A new study has cast doubts over the effectiveness of Blue Carbon habitats as a solution for climate change.
The new research was published in the journal Frontiers in Climate and is the work of researchers from the French Centre National de la Recherche Scientifique (CNRS), the Prince Albert II of Monaco Foundation and the University of East Anglia (UEA).
The research found seven different ways where the Blue Carbon counting methodology is problematic. The main issues surrounding Blue Carbon are the sites’ highly variable nature and the unpredictability of future events and climate change.
Commenting on the work, the study’s lead author, Dr. Phil Williamson from UEA’s School of Environmental Sciences, stated:
“We have looked into the processes involved in carbon removal and there are just too many uncertainties. The expected climate benefits from blue carbon ecosystem restoration may be achieved, yet it seems more likely they will fall seriously short.

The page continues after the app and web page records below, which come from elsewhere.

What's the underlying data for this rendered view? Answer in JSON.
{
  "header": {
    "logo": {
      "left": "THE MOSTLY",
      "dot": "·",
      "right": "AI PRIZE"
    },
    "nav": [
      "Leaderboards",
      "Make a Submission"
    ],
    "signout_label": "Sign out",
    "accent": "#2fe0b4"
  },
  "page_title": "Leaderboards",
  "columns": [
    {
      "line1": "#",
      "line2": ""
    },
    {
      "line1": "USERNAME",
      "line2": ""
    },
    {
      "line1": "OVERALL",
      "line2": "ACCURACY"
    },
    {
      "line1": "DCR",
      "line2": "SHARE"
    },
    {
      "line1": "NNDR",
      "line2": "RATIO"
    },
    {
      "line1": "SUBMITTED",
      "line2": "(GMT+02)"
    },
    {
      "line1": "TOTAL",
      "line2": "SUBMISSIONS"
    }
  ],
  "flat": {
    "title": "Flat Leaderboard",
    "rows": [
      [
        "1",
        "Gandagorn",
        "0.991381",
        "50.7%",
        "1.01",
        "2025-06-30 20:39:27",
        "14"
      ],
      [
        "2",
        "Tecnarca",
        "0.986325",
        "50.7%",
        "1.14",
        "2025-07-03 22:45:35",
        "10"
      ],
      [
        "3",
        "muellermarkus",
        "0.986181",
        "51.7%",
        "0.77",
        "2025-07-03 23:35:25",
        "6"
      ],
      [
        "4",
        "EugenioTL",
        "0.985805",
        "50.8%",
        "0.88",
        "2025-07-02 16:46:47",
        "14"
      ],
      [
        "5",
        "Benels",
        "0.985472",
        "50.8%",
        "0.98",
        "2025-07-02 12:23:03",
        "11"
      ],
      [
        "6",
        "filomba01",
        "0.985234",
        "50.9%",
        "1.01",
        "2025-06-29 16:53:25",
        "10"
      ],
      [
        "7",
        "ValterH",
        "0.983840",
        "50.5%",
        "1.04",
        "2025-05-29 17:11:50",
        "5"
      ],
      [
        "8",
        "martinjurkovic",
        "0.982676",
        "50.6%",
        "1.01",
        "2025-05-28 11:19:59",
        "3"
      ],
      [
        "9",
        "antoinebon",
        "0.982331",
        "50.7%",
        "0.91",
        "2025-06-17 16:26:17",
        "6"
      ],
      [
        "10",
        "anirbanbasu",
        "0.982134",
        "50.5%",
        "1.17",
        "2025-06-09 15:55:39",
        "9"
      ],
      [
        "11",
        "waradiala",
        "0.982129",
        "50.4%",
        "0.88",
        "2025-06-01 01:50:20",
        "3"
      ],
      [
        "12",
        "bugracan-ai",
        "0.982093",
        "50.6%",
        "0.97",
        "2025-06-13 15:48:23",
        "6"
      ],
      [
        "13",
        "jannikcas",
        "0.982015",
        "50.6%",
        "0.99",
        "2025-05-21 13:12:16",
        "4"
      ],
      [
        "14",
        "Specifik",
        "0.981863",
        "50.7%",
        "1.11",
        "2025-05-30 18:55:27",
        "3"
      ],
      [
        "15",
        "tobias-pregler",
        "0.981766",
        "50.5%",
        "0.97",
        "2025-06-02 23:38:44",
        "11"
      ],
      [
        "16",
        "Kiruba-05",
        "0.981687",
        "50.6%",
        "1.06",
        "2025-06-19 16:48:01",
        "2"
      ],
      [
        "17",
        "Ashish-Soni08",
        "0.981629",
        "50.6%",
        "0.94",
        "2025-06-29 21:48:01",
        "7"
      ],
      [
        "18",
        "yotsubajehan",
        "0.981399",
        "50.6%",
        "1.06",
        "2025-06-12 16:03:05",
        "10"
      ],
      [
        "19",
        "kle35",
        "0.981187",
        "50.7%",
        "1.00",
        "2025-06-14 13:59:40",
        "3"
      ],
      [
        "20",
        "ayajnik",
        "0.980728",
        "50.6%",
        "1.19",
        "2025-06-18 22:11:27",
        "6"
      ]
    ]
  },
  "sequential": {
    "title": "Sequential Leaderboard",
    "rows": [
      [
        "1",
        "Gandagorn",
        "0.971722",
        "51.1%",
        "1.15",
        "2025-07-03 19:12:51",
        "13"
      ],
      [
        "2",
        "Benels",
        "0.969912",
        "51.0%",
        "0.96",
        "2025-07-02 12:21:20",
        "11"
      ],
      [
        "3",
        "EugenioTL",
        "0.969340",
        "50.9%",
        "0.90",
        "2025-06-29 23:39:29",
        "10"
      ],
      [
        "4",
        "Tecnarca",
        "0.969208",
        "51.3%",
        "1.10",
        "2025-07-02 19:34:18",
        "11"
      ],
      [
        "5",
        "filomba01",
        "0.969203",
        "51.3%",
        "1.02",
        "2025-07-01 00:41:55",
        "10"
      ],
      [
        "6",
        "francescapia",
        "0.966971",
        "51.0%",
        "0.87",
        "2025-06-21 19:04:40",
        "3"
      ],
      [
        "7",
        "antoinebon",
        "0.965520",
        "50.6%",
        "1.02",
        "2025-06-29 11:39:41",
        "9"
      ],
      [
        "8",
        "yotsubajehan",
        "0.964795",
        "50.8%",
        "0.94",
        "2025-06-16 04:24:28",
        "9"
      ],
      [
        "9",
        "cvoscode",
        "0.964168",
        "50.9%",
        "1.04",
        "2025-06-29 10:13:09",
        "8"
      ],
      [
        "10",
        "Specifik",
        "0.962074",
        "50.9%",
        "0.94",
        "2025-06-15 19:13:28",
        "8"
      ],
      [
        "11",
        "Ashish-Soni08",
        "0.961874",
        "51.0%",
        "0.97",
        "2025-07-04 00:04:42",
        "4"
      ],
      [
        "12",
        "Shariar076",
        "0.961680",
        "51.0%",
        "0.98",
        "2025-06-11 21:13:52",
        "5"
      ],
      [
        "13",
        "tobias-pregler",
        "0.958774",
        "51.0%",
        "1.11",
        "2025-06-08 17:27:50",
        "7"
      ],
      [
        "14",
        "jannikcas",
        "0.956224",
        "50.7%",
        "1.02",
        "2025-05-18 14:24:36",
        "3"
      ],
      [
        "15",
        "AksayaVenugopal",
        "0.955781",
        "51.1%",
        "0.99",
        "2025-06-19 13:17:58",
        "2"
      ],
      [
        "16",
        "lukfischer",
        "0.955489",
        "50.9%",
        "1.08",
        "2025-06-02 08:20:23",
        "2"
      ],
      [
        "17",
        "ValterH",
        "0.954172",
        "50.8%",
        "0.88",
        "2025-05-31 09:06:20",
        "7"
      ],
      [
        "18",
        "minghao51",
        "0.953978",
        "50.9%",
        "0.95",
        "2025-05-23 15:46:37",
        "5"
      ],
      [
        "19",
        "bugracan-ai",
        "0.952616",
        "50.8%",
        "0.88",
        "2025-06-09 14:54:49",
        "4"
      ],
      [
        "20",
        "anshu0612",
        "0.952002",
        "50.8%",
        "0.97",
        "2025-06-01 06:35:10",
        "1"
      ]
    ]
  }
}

If you want to have extra carbon removal, you need extra habitat, and the scope for restoration is limited. Many of these sites have been built on, for coastal settlement, tourism and port development…
“Nevertheless, we believe that every effort should be made to halt, and wherever possible reverse, the worldwide loss of coastal vegetation. That’s because blue carbon habitats are more than carbon stores – they also provide storm protection, support biodiversity and fisheries, and improve water quality.”
While the study’s co-author Prof. Jean-Pierre Gattuso commented:
“If we use these ecosystems for carbon offsets in a major way, expecting that they would remove up to, say, 100 gigatonnes of carbon dioxide over the period 2025-2100, but find they only remove 10 or maybe just one gigatonne of CO2, then climate tipping points could be crossed, with really serious consequences…
“If, however, such ecosystems are restored to protect biodiversity, and we find that they also remove several gigatonnes of CO2, then that would be a bonus, assuming other means are used for climate mitigation. Restoration should therefore be in addition to, not as a substitute for, near-total emission reductions. Where coastal blue ecosystems restoration projects are carried out primarily for carbon removal, they need to include comprehensive long-term monitoring to verify that the intended climate benefits are being achieved.”
You can find the original study here.